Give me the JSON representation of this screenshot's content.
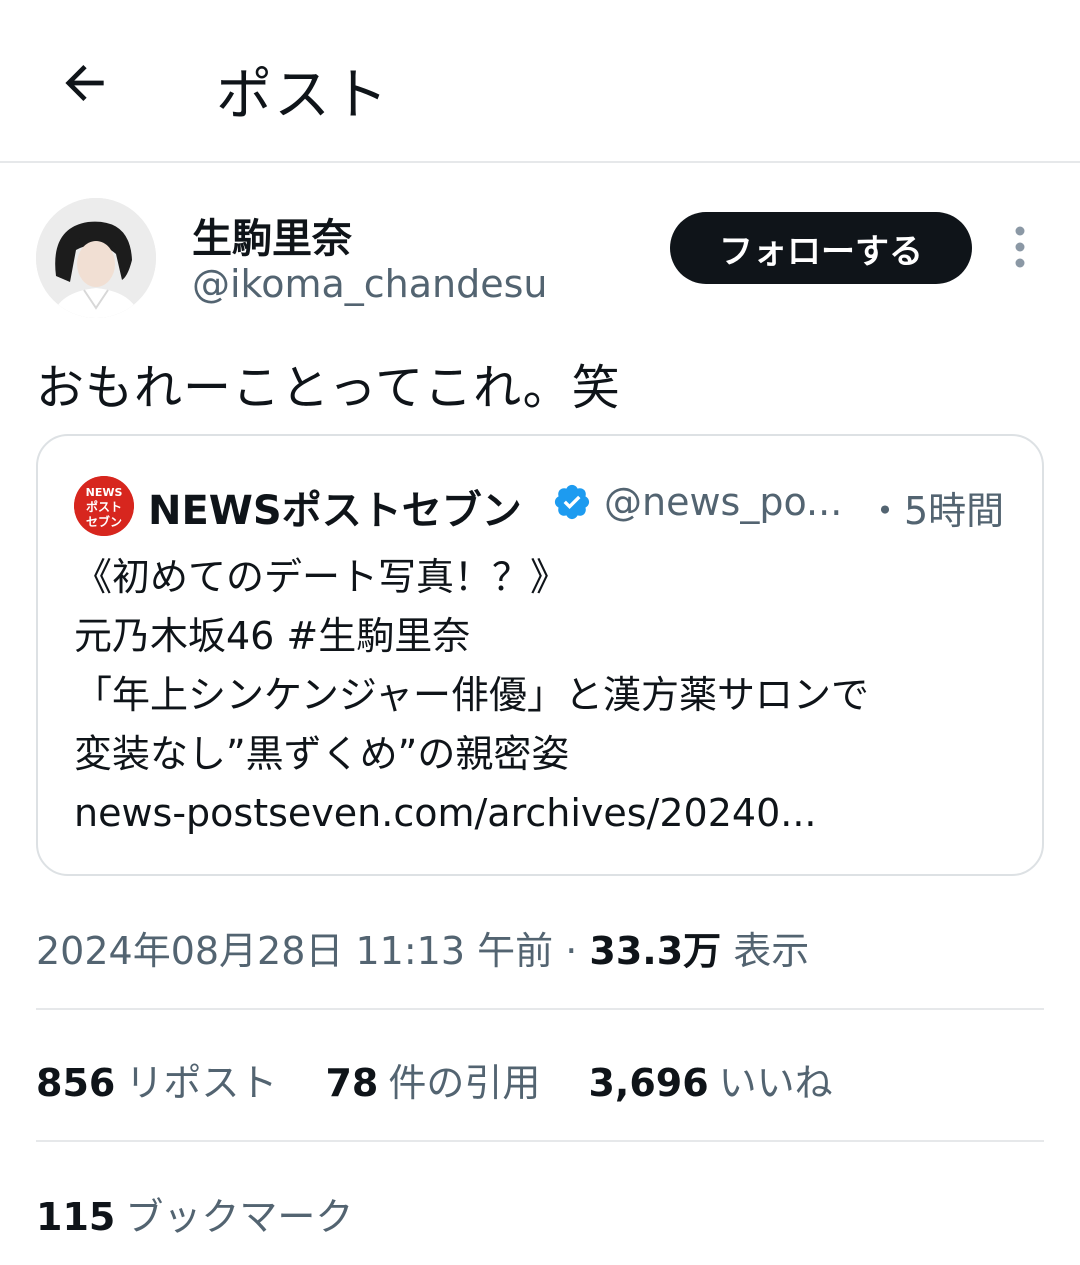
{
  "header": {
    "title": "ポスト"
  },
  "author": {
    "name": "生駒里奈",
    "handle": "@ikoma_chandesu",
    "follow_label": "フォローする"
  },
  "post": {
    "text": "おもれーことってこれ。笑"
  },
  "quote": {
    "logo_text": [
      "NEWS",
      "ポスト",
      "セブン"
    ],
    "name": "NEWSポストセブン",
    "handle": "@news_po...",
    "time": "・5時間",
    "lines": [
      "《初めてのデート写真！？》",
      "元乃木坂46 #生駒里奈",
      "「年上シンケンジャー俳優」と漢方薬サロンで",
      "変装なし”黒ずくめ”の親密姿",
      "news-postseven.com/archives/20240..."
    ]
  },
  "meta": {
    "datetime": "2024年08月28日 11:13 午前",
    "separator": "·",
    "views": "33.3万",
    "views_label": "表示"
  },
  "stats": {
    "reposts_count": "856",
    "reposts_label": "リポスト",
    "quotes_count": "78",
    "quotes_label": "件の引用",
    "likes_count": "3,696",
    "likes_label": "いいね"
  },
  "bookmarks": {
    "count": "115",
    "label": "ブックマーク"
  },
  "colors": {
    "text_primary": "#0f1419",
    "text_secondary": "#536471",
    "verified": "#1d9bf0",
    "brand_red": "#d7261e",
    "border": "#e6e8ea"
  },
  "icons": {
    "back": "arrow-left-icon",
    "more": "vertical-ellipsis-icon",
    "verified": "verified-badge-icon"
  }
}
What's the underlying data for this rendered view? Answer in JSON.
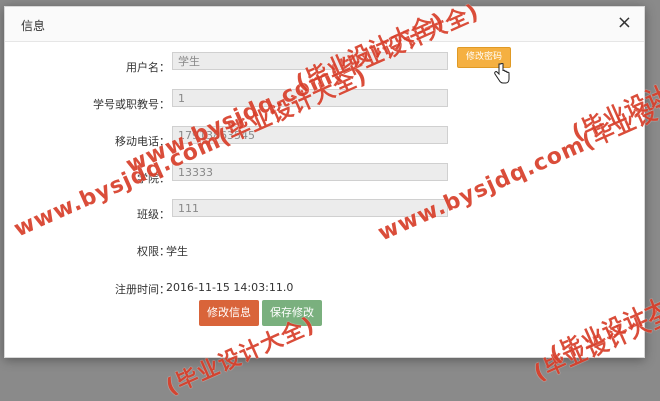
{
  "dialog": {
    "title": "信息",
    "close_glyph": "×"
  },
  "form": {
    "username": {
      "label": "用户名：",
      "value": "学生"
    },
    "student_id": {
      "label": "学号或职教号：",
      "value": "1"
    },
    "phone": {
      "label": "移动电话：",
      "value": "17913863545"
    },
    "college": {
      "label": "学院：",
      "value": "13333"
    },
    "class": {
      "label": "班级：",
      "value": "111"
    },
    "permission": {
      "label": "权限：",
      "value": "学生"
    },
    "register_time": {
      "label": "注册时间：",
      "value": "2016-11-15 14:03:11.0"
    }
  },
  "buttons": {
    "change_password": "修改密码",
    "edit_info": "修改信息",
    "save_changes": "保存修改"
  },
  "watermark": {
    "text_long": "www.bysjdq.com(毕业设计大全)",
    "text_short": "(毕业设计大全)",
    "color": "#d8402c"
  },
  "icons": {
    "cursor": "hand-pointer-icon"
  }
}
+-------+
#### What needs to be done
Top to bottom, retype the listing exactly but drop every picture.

#### Reply
Give me the JSON representation of this screenshot's content.
{
  "header": {
    "title": "ポスト"
  },
  "author": {
    "name": "生駒里奈",
    "handle": "@ikoma_chandesu",
    "follow_label": "フォローする"
  },
  "post": {
    "text": "おもれーことってこれ。笑"
  },
  "quote": {
    "logo_text": [
      "NEWS",
      "ポスト",
      "セブン"
    ],
    "name": "NEWSポストセブン",
    "handle": "@news_po...",
    "time": "・5時間",
    "lines": [
      "《初めてのデート写真！？》",
      "元乃木坂46 #生駒里奈",
      "「年上シンケンジャー俳優」と漢方薬サロンで",
      "変装なし”黒ずくめ”の親密姿",
      "news-postseven.com/archives/20240..."
    ]
  },
  "meta": {
    "datetime": "2024年08月28日 11:13 午前",
    "separator": "·",
    "views": "33.3万",
    "views_label": "表示"
  },
  "stats": {
    "reposts_count": "856",
    "reposts_label": "リポスト",
    "quotes_count": "78",
    "quotes_label": "件の引用",
    "likes_count": "3,696",
    "likes_label": "いいね"
  },
  "bookmarks": {
    "count": "115",
    "label": "ブックマーク"
  },
  "colors": {
    "text_primary": "#0f1419",
    "text_secondary": "#536471",
    "verified": "#1d9bf0",
    "brand_red": "#d7261e",
    "border": "#e6e8ea"
  },
  "icons": {
    "back": "arrow-left-icon",
    "more": "vertical-ellipsis-icon",
    "verified": "verified-badge-icon"
  }
}
What's the underlying data for this rendered view? Answer in JSON.
{
  "dialog": {
    "title": "信息",
    "close_glyph": "×"
  },
  "form": {
    "username": {
      "label": "用户名：",
      "value": "学生"
    },
    "student_id": {
      "label": "学号或职教号：",
      "value": "1"
    },
    "phone": {
      "label": "移动电话：",
      "value": "17913863545"
    },
    "college": {
      "label": "学院：",
      "value": "13333"
    },
    "class": {
      "label": "班级：",
      "value": "111"
    },
    "permission": {
      "label": "权限：",
      "value": "学生"
    },
    "register_time": {
      "label": "注册时间：",
      "value": "2016-11-15 14:03:11.0"
    }
  },
  "buttons": {
    "change_password": "修改密码",
    "edit_info": "修改信息",
    "save_changes": "保存修改"
  },
  "watermark": {
    "text_long": "www.bysjdq.com(毕业设计大全)",
    "text_short": "(毕业设计大全)",
    "color": "#d8402c"
  },
  "icons": {
    "cursor": "hand-pointer-icon"
  }
}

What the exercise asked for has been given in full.